EXERCISE OBJECTIVE:
Once a line is found to contain "Address", copy it out of the listing.

SUPPLIED ENTRIES:
↓
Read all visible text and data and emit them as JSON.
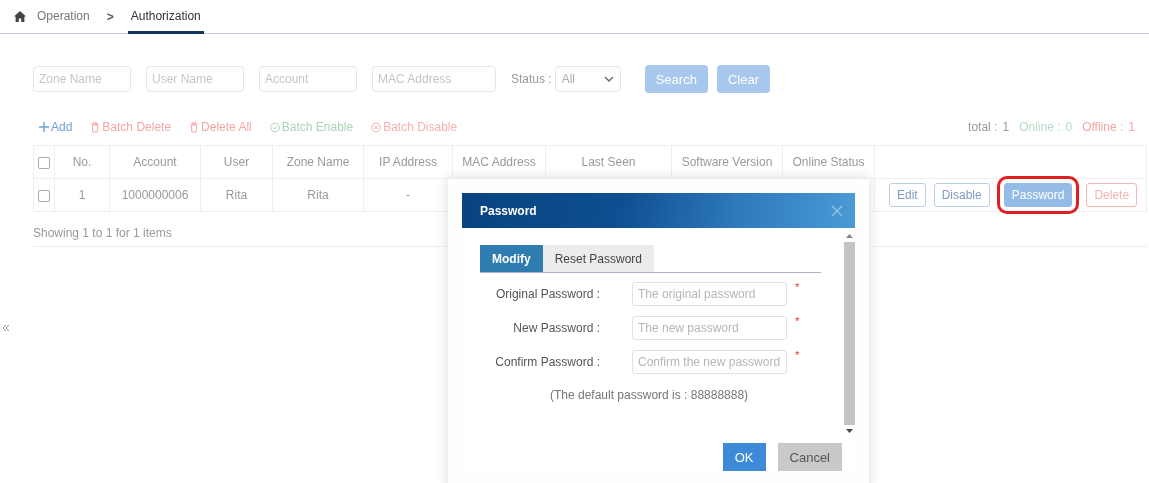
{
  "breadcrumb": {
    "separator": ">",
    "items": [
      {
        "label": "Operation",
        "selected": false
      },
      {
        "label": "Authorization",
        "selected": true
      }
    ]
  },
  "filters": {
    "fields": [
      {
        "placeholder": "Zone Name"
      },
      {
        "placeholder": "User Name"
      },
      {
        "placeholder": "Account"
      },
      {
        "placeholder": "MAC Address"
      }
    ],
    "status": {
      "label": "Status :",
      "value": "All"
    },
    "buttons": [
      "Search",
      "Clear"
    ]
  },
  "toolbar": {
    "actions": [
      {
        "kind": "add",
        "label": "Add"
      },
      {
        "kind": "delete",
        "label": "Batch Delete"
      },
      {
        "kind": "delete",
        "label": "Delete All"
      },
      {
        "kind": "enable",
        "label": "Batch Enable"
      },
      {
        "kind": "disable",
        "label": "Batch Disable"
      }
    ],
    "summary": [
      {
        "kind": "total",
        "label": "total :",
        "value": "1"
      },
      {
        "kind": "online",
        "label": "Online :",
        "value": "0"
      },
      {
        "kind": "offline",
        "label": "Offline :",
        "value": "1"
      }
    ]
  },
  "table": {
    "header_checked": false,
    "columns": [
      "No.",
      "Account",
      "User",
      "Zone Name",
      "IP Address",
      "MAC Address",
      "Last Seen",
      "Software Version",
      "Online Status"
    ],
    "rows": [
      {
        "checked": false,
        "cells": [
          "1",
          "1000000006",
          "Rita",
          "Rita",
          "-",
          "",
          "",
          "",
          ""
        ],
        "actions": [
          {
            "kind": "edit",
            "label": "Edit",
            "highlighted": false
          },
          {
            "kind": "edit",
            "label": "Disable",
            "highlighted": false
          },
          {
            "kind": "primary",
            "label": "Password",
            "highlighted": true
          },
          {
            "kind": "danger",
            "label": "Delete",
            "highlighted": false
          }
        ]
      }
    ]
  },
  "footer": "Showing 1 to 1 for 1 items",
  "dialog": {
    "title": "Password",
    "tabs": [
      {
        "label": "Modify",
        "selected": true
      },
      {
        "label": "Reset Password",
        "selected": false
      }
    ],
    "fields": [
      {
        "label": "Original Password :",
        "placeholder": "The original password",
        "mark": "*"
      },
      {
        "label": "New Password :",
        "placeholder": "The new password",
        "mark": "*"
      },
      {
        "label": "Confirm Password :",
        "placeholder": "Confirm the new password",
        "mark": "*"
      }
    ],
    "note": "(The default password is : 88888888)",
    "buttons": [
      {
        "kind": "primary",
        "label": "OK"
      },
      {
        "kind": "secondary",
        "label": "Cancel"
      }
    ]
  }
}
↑
PROBLEM SOLUTION:
        "placeholder": "MAC Address"
      "IP Address",
      "MAC Address",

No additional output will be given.